by Bill Chambers Paramount exports the content of their 2007 Saturday Night Fever DVD to Blu-ray in a release that retains the 30th Anniversary Special Collector's Edition tag despite this now being the film's 32nd year of existence. Other than the John Badham commentary and deleted scenes, new bonus features here presented in HD have replaced the supplementary material Walter discusses below. I must admit, I missed the VH1 special: Although the five-part "Catching the Fever" (53 mins.) might actually have a bit more depth to it (lots of valid correlatives drawn between Saturday Night Fever and Rebel Without a Cause), too much of it is a verbal tourniquet to stop the hemorrhaging that resulted from John Travolta's decision to sit out this particular retrospective. I did enjoy the interview with the authors of Last Night a Deejay Saved My Life, who point out the paradox of disco and its offspring in that the music is often very sad but gets people dancing and having a good time; and the Bee Gees bring another provocative incongruity to the fore by revealing that their city-soaked songs for the film were recorded in the French countryside. (Even more impressively, they hadn't seen a frame of Saturday Night Fever when they wrote the seminal "Staying Alive.") One suggestion: the Nik Cohn-penned article that inspired the movie, "Tribal Rites of the New Saturday Night," is mentioned and even shown so often that it should've been included in full as some kind of slideshow--otherwise it's such a tease.

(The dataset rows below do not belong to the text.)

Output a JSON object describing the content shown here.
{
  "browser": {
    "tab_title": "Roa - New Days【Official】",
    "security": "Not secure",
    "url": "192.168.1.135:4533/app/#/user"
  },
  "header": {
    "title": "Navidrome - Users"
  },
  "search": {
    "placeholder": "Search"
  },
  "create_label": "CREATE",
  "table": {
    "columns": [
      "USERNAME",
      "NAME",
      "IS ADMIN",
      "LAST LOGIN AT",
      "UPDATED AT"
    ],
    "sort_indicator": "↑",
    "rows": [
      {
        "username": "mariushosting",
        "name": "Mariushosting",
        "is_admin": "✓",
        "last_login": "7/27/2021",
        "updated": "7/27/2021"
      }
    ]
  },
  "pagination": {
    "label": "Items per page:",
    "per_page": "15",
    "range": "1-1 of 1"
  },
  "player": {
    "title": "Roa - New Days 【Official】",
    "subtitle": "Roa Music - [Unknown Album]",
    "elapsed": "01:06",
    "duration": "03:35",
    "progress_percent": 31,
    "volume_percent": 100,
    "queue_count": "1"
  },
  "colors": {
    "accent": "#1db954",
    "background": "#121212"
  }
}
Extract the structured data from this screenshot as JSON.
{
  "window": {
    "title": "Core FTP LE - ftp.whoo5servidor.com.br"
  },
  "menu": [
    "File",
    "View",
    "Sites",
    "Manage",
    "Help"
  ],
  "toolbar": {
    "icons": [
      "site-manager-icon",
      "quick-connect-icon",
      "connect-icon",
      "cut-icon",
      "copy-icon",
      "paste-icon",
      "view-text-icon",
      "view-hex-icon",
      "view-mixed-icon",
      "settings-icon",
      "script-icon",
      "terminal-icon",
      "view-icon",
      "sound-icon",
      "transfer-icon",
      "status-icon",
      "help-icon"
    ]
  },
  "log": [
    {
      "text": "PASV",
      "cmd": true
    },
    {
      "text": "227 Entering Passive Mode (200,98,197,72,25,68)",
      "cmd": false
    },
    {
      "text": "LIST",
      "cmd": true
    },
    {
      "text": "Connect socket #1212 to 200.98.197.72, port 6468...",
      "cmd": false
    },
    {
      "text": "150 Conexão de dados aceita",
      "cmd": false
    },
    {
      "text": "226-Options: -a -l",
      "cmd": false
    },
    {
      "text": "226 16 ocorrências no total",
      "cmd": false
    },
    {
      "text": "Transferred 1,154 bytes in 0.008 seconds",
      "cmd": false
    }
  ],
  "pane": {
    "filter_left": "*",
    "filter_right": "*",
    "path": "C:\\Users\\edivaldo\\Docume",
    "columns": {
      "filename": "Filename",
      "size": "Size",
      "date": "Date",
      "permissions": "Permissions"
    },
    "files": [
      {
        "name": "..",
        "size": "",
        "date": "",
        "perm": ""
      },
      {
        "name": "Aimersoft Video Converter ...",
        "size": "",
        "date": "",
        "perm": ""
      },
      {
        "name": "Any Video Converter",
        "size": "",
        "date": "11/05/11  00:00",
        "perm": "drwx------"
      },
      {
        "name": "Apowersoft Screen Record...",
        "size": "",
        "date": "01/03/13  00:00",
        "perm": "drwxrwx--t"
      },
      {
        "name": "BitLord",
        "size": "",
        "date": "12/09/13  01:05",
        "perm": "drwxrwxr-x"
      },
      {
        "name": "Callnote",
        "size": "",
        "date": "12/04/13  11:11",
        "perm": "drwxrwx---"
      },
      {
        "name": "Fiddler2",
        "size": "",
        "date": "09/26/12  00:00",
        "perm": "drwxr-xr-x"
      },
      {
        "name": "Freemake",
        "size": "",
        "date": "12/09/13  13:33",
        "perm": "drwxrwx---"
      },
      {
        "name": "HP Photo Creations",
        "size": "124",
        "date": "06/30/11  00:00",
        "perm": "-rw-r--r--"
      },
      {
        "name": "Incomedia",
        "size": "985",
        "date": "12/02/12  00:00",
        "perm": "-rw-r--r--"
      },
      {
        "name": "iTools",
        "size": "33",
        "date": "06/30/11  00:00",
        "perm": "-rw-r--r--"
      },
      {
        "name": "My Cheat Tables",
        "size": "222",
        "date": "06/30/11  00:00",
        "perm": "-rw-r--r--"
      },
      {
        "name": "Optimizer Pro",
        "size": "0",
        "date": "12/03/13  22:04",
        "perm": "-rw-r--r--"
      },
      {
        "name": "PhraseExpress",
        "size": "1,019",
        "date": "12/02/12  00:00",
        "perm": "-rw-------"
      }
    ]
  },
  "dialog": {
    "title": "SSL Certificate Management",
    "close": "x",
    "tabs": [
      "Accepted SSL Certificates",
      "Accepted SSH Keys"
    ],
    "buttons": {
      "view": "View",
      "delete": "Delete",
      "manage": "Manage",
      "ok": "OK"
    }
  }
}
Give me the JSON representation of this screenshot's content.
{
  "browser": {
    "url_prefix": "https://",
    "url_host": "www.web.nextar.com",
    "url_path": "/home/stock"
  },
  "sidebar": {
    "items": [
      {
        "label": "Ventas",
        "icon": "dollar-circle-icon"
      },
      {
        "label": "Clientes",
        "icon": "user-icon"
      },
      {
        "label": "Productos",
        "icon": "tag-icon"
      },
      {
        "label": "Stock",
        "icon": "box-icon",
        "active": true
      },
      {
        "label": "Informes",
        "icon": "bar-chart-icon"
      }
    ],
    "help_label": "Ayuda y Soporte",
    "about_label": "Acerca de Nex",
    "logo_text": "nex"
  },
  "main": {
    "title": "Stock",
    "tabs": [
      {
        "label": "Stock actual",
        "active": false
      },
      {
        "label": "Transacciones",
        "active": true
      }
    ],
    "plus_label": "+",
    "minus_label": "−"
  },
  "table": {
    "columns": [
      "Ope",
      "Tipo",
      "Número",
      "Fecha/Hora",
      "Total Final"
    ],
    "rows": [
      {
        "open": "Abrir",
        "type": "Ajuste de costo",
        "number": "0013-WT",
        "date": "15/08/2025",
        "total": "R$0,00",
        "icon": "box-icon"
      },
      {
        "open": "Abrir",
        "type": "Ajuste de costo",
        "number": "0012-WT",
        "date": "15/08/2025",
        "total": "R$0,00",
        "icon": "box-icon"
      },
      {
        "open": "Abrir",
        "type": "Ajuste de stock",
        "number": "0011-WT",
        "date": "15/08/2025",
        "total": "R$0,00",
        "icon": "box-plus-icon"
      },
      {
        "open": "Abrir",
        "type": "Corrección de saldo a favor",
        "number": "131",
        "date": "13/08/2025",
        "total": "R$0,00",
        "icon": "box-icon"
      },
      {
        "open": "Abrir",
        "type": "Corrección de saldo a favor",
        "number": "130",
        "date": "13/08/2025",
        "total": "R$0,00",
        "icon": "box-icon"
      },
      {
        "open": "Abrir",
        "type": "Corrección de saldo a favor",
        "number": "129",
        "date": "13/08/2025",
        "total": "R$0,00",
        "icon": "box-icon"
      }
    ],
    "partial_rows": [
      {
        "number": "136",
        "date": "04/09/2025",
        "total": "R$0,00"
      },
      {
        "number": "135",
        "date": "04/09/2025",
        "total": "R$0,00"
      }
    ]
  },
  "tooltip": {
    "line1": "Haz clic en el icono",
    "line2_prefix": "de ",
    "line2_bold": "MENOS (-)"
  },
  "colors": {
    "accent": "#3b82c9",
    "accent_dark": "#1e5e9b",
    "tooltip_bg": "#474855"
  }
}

"Back to Bay Ridge" (9 mins.) meanwhile sends Joseph Cali on a tour of the old neighbourhood, i.e., the picture's original Brooklyn locations. Clearly nobody was called in advance, as the Manero house is closed for renovations and the Phillips Dance Studio turns Cali away. In the last of the featurettes, "Dance Like Travolta with John Cassese" (10 mins.), the eponymous "dance doctor" gives lessons to viewers that are completely subverted by his distractingly asymmetrical facial hair, which makes him look like a half-transformed Wolf Man. Rounding out the extras are the BD-Java game "Fever Challenge" (think a comically low-rent "Dance Dance Revolution") and "'70s Discopedia," a pop-up fact track that balances production anecdotes with Travolta trivia and reminders of such era-specific fads as the shampoo Gee Your Hair Smells Terrific. (It also irksomely disables all menu functions.) Was Travolta really up for Forrest Gump and Tootsie? I could've sworn the latter was always intended for Dustin Hoffman. As for the 1.78:1, 1080p presentation of Saturday Night Fever proper, holy shit! doesn't begin to cover it. A time machine back to 1977, this is a glorious transfer that renews the film's vitality--the 2001 sequences pop with freshly lurid (yet tightly controlled) colours--without resorting to digital video noise-reduction, though periodic edge-enhancement became more apparent to me on a second viewing. Icing on the cake, the 5.1 Dolby TrueHD audio conveys each tune with heretofore-unheard nuance and depth, as well as the capacity to be played loud without distorting. Originally published: May 4, 2009.